### GIVEN ENTRIES

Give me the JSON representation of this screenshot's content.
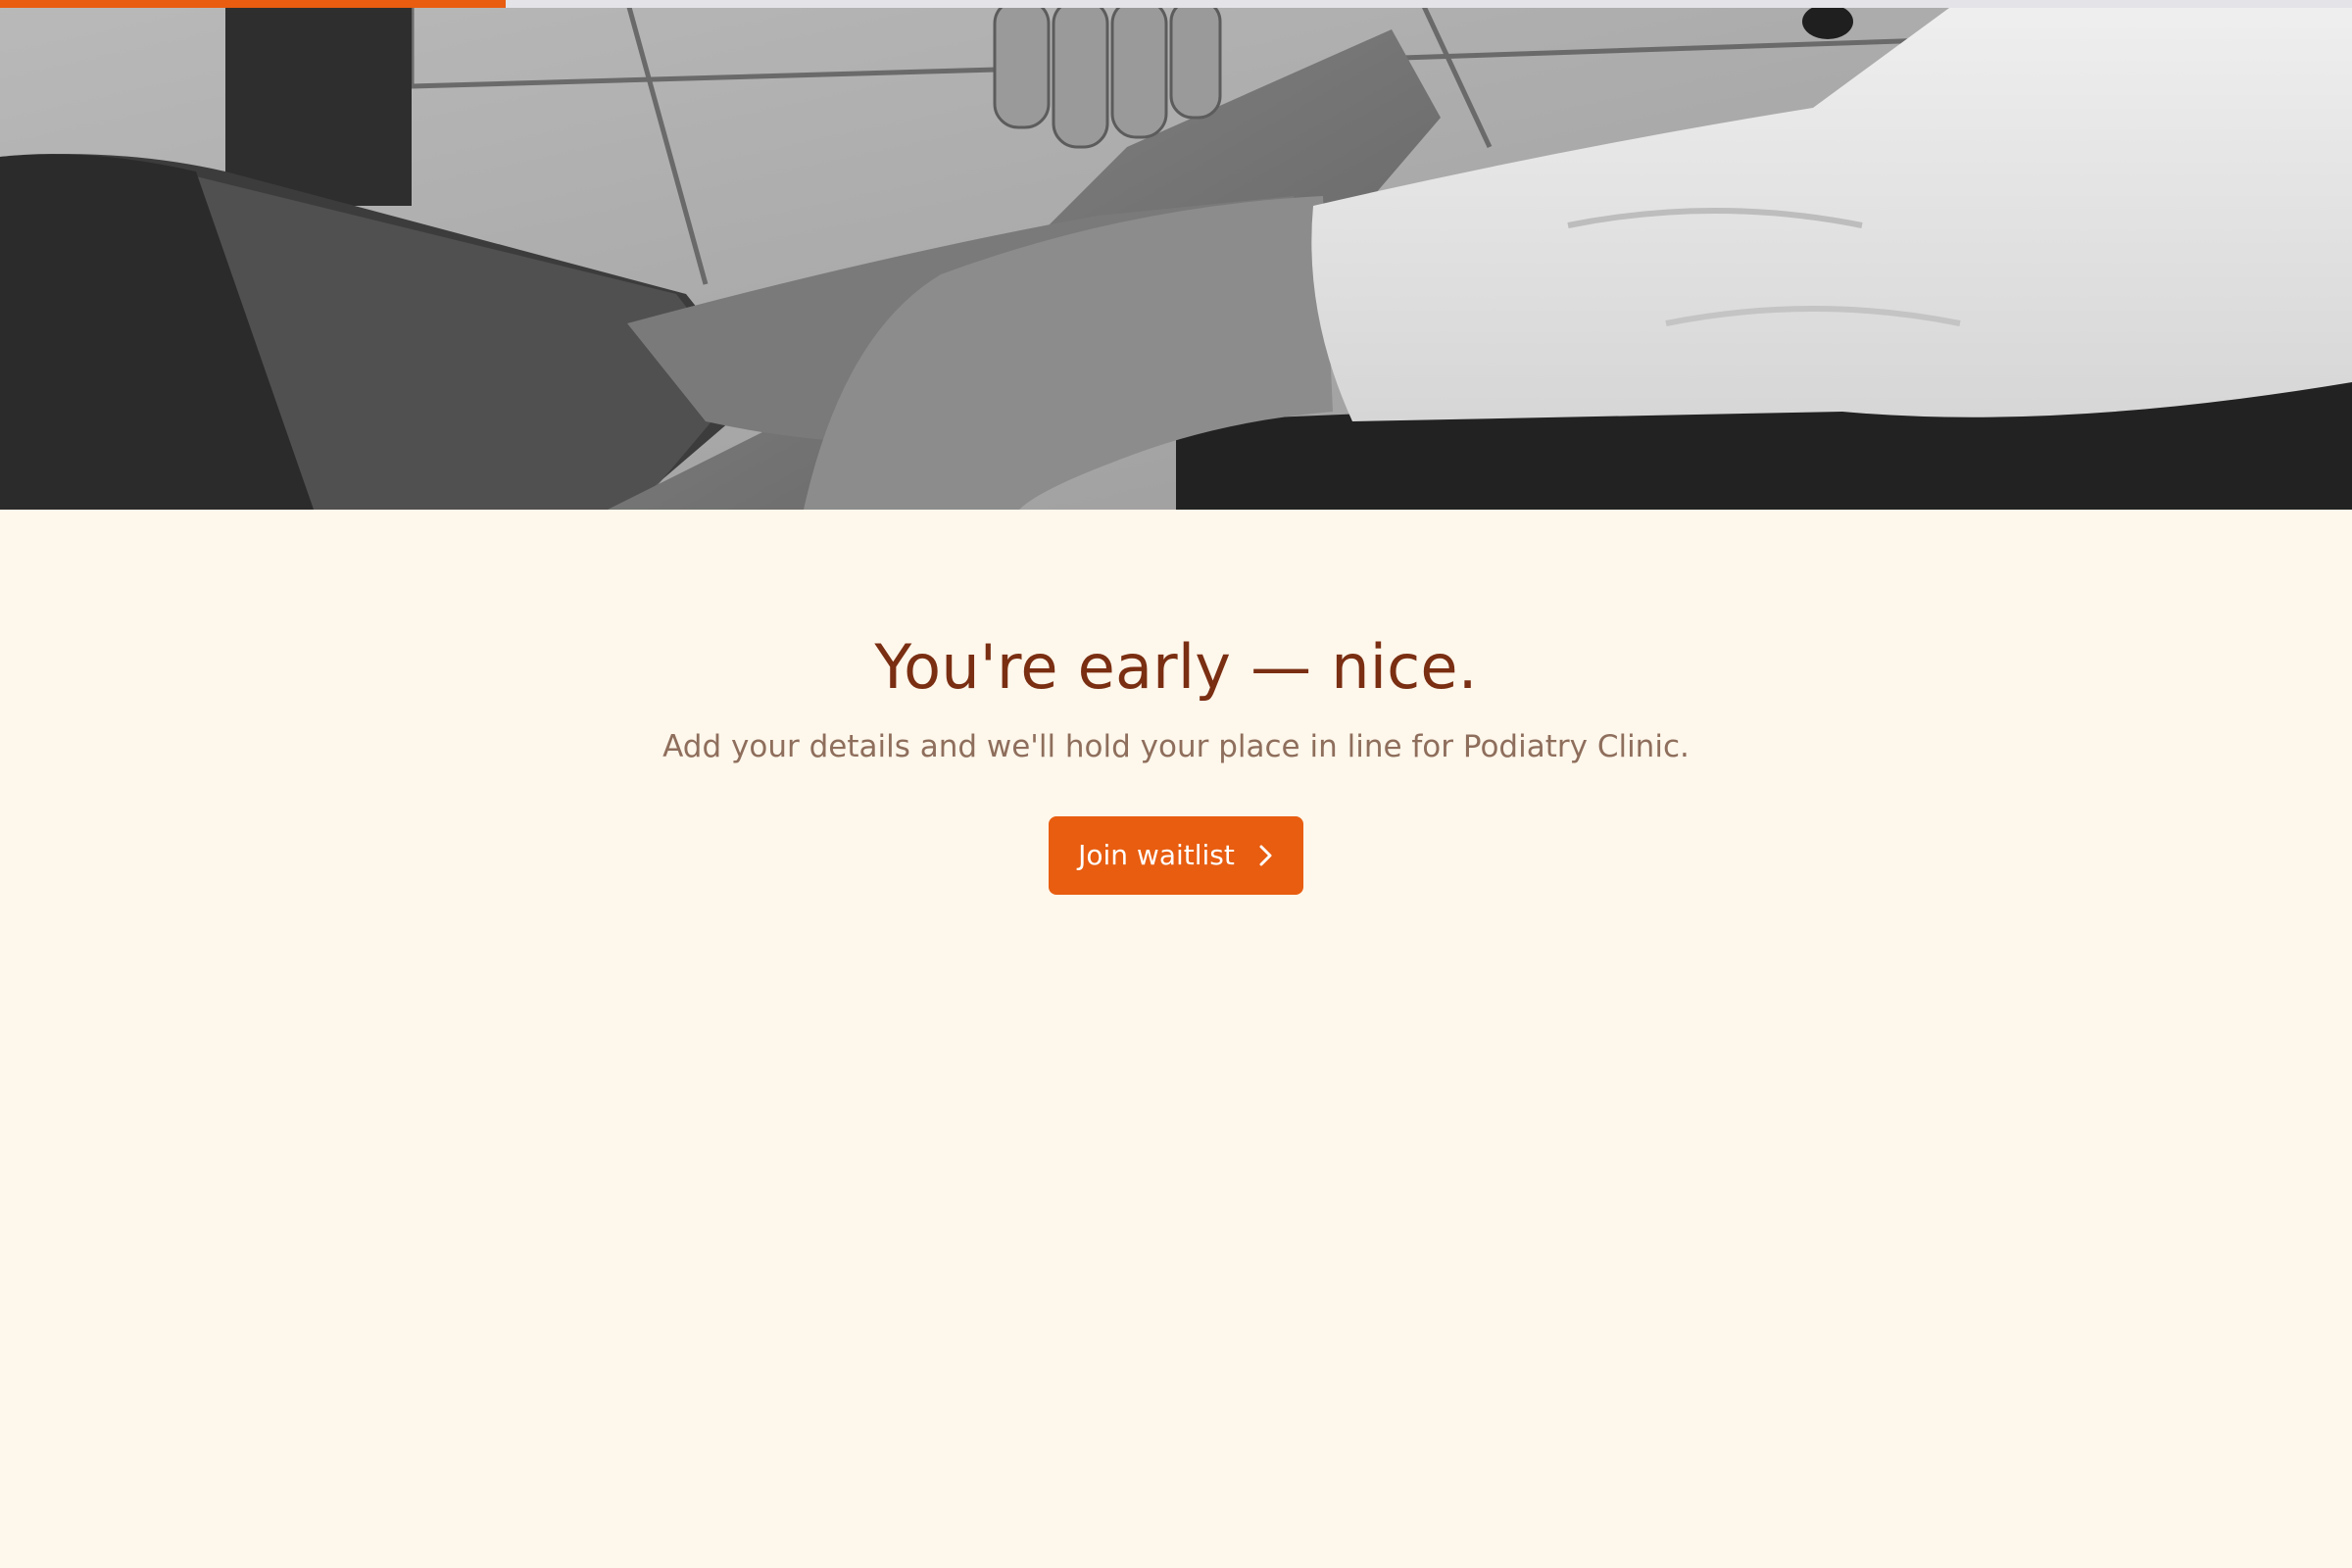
{
  "progress": {
    "value": 0.215,
    "color": "#E85D10",
    "track_color": "#E3E3E8"
  },
  "hero": {
    "image_subject": "podiatrist-examining-foot-photo"
  },
  "main": {
    "headline": "You're early — nice.",
    "subtitle": "Add your details and we'll hold your place in line for Podiatry Clinic.",
    "cta_label": "Join waitlist",
    "cta_icon": "chevron-right-icon"
  },
  "colors": {
    "background": "#FEF7EB",
    "accent": "#E85D10",
    "headline": "#7A2E12",
    "subtitle": "#8E6E5C"
  }
}
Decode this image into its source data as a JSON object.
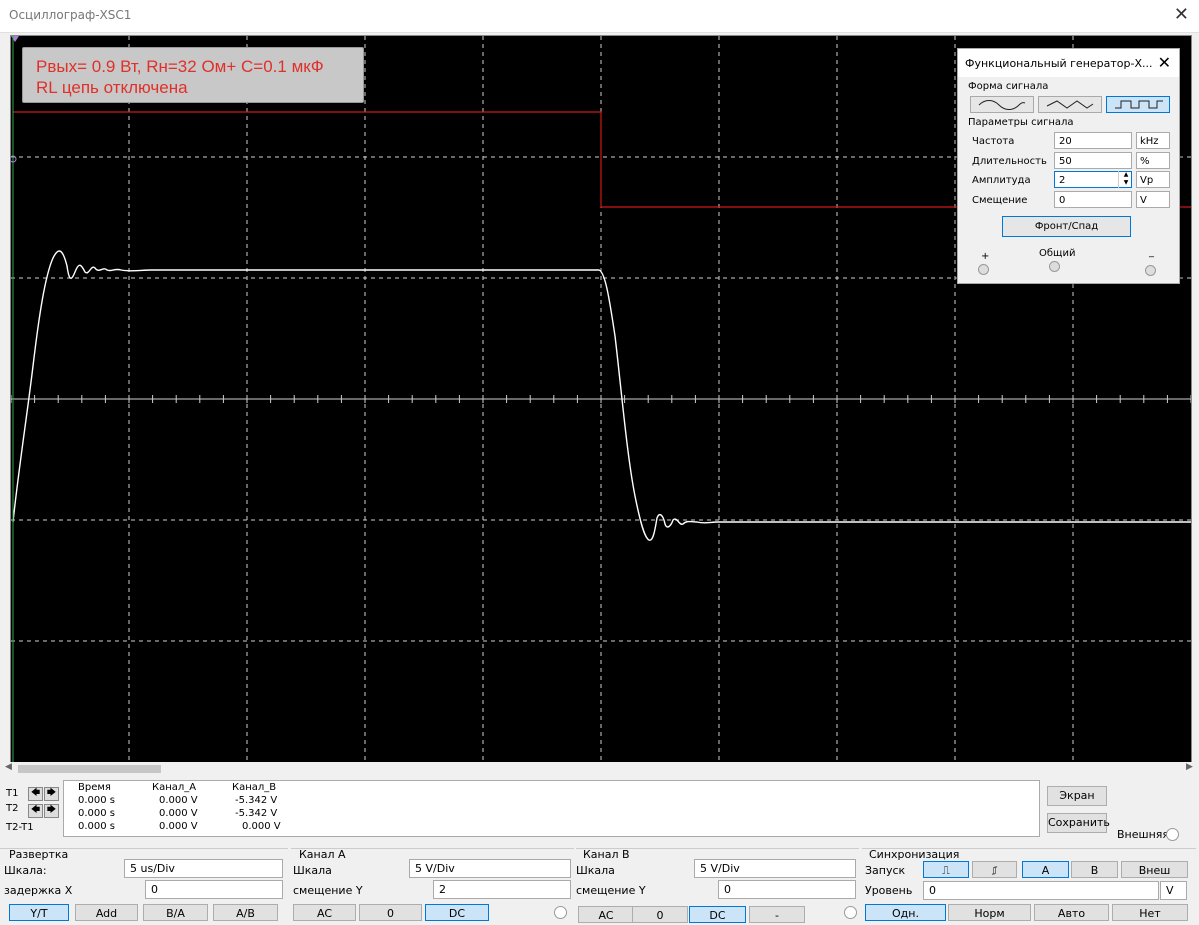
{
  "window": {
    "title": "Осциллограф-XSC1",
    "close": "✕"
  },
  "annotation": {
    "line1": "Pвых= 0.9 Вт, Rн=32 Ом+ С=0.1 мкФ",
    "line2": "RL цепь отключена",
    "color": "#e0302a"
  },
  "colors": {
    "background": "#000000",
    "grid": "#cfcfcf",
    "channel_a": "#ffffff",
    "channel_b": "#d01818"
  },
  "function_generator": {
    "title": "Функциональный генератор-X...",
    "close": "✕",
    "waveform_label": "Форма сигнала",
    "waveforms": [
      "sine",
      "triangle",
      "square"
    ],
    "selected_waveform": "square",
    "params_label": "Параметры сигнала",
    "params": [
      {
        "name": "Частота",
        "value": "20",
        "unit": "kHz"
      },
      {
        "name": "Длительность",
        "value": "50",
        "unit": "%"
      },
      {
        "name": "Амплитуда",
        "value": "2",
        "unit": "Vp"
      },
      {
        "name": "Смещение",
        "value": "0",
        "unit": "V"
      }
    ],
    "edge_button": "Фронт/Спад",
    "terminals": {
      "plus": "+",
      "common": "Общий",
      "minus": "_"
    }
  },
  "measurements": {
    "headers": [
      "Время",
      "Канал_A",
      "Канал_B"
    ],
    "rows": [
      {
        "label": "T1",
        "time": "0.000 s",
        "a": "0.000 V",
        "b": "-5.342 V"
      },
      {
        "label": "T2",
        "time": "0.000 s",
        "a": "0.000 V",
        "b": "-5.342 V"
      },
      {
        "label": "T2-T1",
        "time": "0.000 s",
        "a": "0.000 V",
        "b": "0.000 V"
      }
    ]
  },
  "side_buttons": {
    "screen": "Экран",
    "save": "Сохранить",
    "external": "Внешняя"
  },
  "timebase": {
    "title": "Развертка",
    "scale_label": "Шкала:",
    "scale": "5 us/Div",
    "delay_label": "задержка X",
    "delay": "0",
    "modes": [
      "Y/T",
      "Add",
      "B/A",
      "A/B"
    ],
    "selected_mode": "Y/T"
  },
  "channel_a": {
    "title": "Канал A",
    "scale_label": "Шкала",
    "scale": "5  V/Div",
    "offset_label": "смещение Y",
    "offset": "2",
    "coupling": [
      "AC",
      "0",
      "DC"
    ],
    "selected": "DC"
  },
  "channel_b": {
    "title": "Канал B",
    "scale_label": "Шкала",
    "scale": "5  V/Div",
    "offset_label": "смещение Y",
    "offset": "0",
    "coupling": [
      "AC",
      "0",
      "DC",
      "-"
    ],
    "selected": "DC"
  },
  "trigger": {
    "title": "Синхронизация",
    "edge_label": "Запуск",
    "edges": [
      "rising",
      "falling"
    ],
    "sources": [
      "A",
      "B",
      "Внеш"
    ],
    "selected_source": "A",
    "level_label": "Уровень",
    "level": "0",
    "level_unit": "V",
    "modes": [
      "Одн.",
      "Норм",
      "Авто",
      "Нет"
    ],
    "selected_mode": "Одн."
  }
}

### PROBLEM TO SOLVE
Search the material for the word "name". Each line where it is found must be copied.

### PROBLEM SOLUTION
        "name": "Частота",
        "name": "Длительность",
        "name": "Амплитуда",
        "name": "Смещение",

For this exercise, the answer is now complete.